Don Kracht's Castle Island (Closed)
Junction City, Kansas
Don Kracht is an open, affable guy with a ready laugh. Those traits alone distinguish him from others in his chosen fraternity, the one-man castle-builders, who tend to be driven by a vision -- sometimes a cryptic vision -- leaving a vaguely disturbing legacy that someone else has to maintain or tear down.
Don isn't like those guys (solo castle-building is exclusively a male pursuit). His vision, if you even want to call it that, is straightforward. He owned some wooded land behind his house on the outskirts of Junction City, Kansas, and decided that he'd like to turn it into a garden. But the soil turned out to be too wet, so he opted instead to dig a pond. Naturally, the pond needed an island, and then Don decided to build a waterfall on the island.
"And then I asked myself, 'Well, what are you going to put up there with that waterfall?'" he said. "And there was an old stone house down the road, and that's when the idea of the castle just kinda came on me."
"I went to the library and saw a lot of pictures and stuff," Don recalled, "and then I just started doing it. I didn't ask anybody."
That was back in the mid-1990s, and Don's steady work has produced impressive results since then. The words "Castle" and "Island" are embedded in an entrance wall, flanking a gateway under miniature turrets. A path leads to a wooden suspension bridge. On the far end is a rock-paved plaza -- what's left of the old stone house that inspired Don -- wrapped around a "Pool of Venus" dotted with lily pads, fountains, classical statuary, and isolated Doric columns. It looks like a Bollywood version of Mount Olympus. A little stage, jutting into the pool, is where couples stand when they get married here. An adjacent path to a gazebo is paved with stones bearing mathematical symbols and formulas, a nod to the builder's long career as a high school math teacher.
The castle, some 40-feet tall, sits back amid lushly landscaped terraces, a mad mix of not-quite-life-size towers, battlements, and hand-made suits of armor, reminding us of a miniature golf course castle thats gone out of control. Pennants flutter from the turret-tops. Don says he was inspired by the Neu Schwanstein castle in Bavaria, but the net effect is more Disney cartoon than Medieval Europe. Which we prefer, of course

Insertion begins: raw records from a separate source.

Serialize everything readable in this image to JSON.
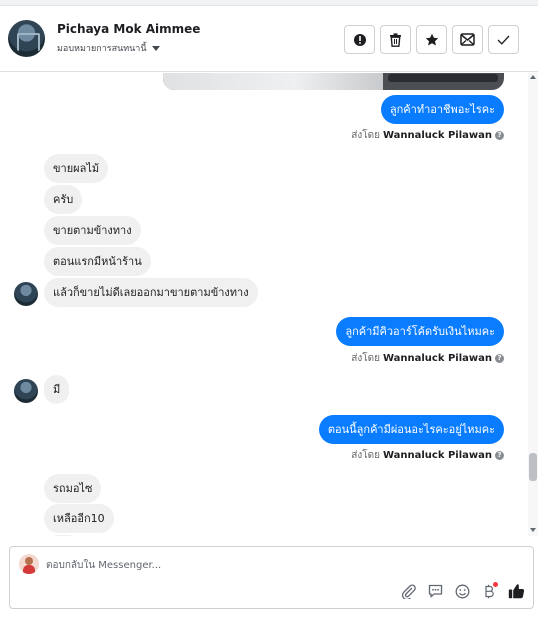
{
  "header": {
    "contact_name": "Pichaya Mok Aimmee",
    "assign_label": "มอบหมายการสนทนานี้",
    "actions": [
      "spam-icon",
      "trash-icon",
      "star-icon",
      "unread-icon",
      "check-icon"
    ]
  },
  "messages": [
    {
      "direction": "out",
      "text": "ลูกค้าทำอาชีพอะไรคะ"
    },
    {
      "direction": "out_meta",
      "sent_by_label": "ส่งโดย",
      "sender": "Wannaluck Pilawan"
    },
    {
      "direction": "in",
      "text": "ขายผลไม้"
    },
    {
      "direction": "in",
      "text": "ครับ"
    },
    {
      "direction": "in",
      "text": "ขายตามข้างทาง"
    },
    {
      "direction": "in",
      "text": "ตอนแรกมีหน้าร้าน"
    },
    {
      "direction": "in",
      "text": "แล้วก็ขายไม่ดีเลยออกมาขายตามข้างทาง"
    },
    {
      "direction": "out",
      "text": "ลูกค้ามีคิวอาร์โค้ดรับเงินไหมคะ"
    },
    {
      "direction": "out_meta",
      "sent_by_label": "ส่งโดย",
      "sender": "Wannaluck Pilawan"
    },
    {
      "direction": "in",
      "text": "มี"
    },
    {
      "direction": "out",
      "text": "ตอนนี้ลูกค้ามีผ่อนอะไรคะอยู่ไหมคะ"
    },
    {
      "direction": "out_meta",
      "sent_by_label": "ส่งโดย",
      "sender": "Wannaluck Pilawan"
    },
    {
      "direction": "in",
      "text": "รถมอไซ"
    },
    {
      "direction": "in",
      "text": "เหลืออีก10"
    }
  ],
  "composer": {
    "placeholder": "ตอบกลับใน Messenger...",
    "tools": [
      "attachment-icon",
      "saved-reply-icon",
      "emoji-icon",
      "payment-icon",
      "like-icon"
    ]
  },
  "colors": {
    "outgoing_bubble": "#0a7cff",
    "incoming_bubble": "#f0f0f0"
  }
}
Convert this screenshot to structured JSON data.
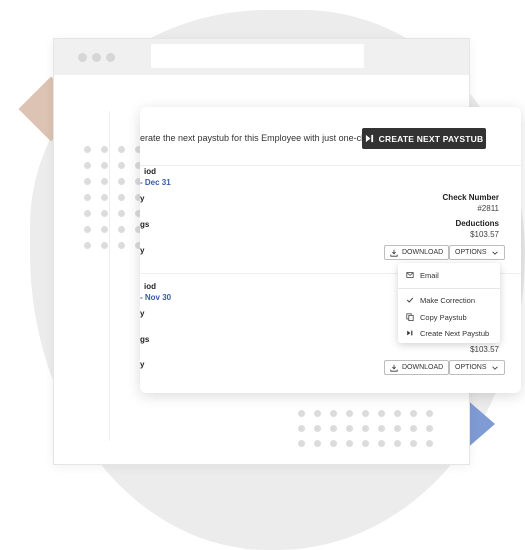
{
  "banner": {
    "text": "erate the next paystub for this Employee with just one-click.",
    "cta_label": "CREATE NEXT PAYSTUB",
    "cta_icon": "skip-next-icon"
  },
  "stubs": [
    {
      "period_label": "iod",
      "period_dates": "- Dec 31",
      "row_a": "y",
      "row_b": "gs",
      "row_c": "y",
      "check_label": "Check Number",
      "check_value": "#2811",
      "deductions_label": "Deductions",
      "deductions_value": "$103.57",
      "download_label": "DOWNLOAD",
      "options_label": "OPTIONS"
    },
    {
      "period_label": "iod",
      "period_dates": "- Nov 30",
      "row_a": "y",
      "row_b": "gs",
      "row_c": "y",
      "deductions_value": "$103.57",
      "download_label": "DOWNLOAD",
      "options_label": "OPTIONS"
    }
  ],
  "options_menu": {
    "items": [
      {
        "label": "Email",
        "icon": "email-icon"
      },
      {
        "label": "Make Correction",
        "icon": "check-icon"
      },
      {
        "label": "Copy Paystub",
        "icon": "copy-icon"
      },
      {
        "label": "Create Next Paystub",
        "icon": "skip-next-icon"
      }
    ]
  },
  "colors": {
    "accent_blue": "#3b5aa6",
    "cta_background": "#333333",
    "triangle": "#7f9bd4",
    "diamond": "#dcc3b4"
  }
}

"Do you want me to turn on the waterfall?" he asks eagerly, and a flick of a switch sends water gurgling from some hidden place beneath the battlements, down the slope of the island, and into the pond.
Don lights his entrance torches, leads us through a home-built portcullis and on a climb to the Round Table Room, the King's Chambers, and the Bell Tower, up stairs that are often uneven and around turns that would squeeze a more corpulent king. There's no plumbing or electricity in the castle, and it would flunk any test for accessibility. Don says that the local tax assessor came out, looked the place over, and went away without assessing Don anything. Geary County has no tax code for what Don Kracht has built.
Out behind the battlements is another fairyland structure -- a wooden palace -- with construction materials piled about, evidence that Don is still hard at work. He says that this new building will have the dungeon that the castle currently lacks. He points to a door leading underground, and says that he's looking for a human skeleton that he can hang in chains from the dungeon wall -- one of many little touches he constantly adds to his creation. Don's wife, Glenda, offers her own seasoned view of her husband's preoccupation. "He tells me, 'Oh, I don't want people to see it because it's not done.' He's never gonna be done! You don't finish a castle!"
Don concedes that he's often asked, "How many workers do you have?" and even we had to gently prod him to admit that he's built Castle Island all by himself. "I didn't even tell anybody that it was back here for a long time," he says. It is an odd place for a castle, set far from the road, invisible in the trees (except in the winter). "He's too modest," Glenda adds. " It's nothing to him."
That isn't exactly true. Don and Glenda enjoy their castle as a place to hang out and have parties (and occasional weddings). Don is as anxious to show us his beer fridge as he is his waterfall. And he genuinely gets a kick out of "canonizing" visitors by firing volleys from the battlements.
"I could lie and say that the Conquistadors built it," Don said with a smile. He often has to correct visitors who believe that his castle is an ancient relic. "One day a lady stopped by -- just showed up -- as I was working, and she asked, 'How long has it been falling down?' And I said, 'No, lady, it's going up.'"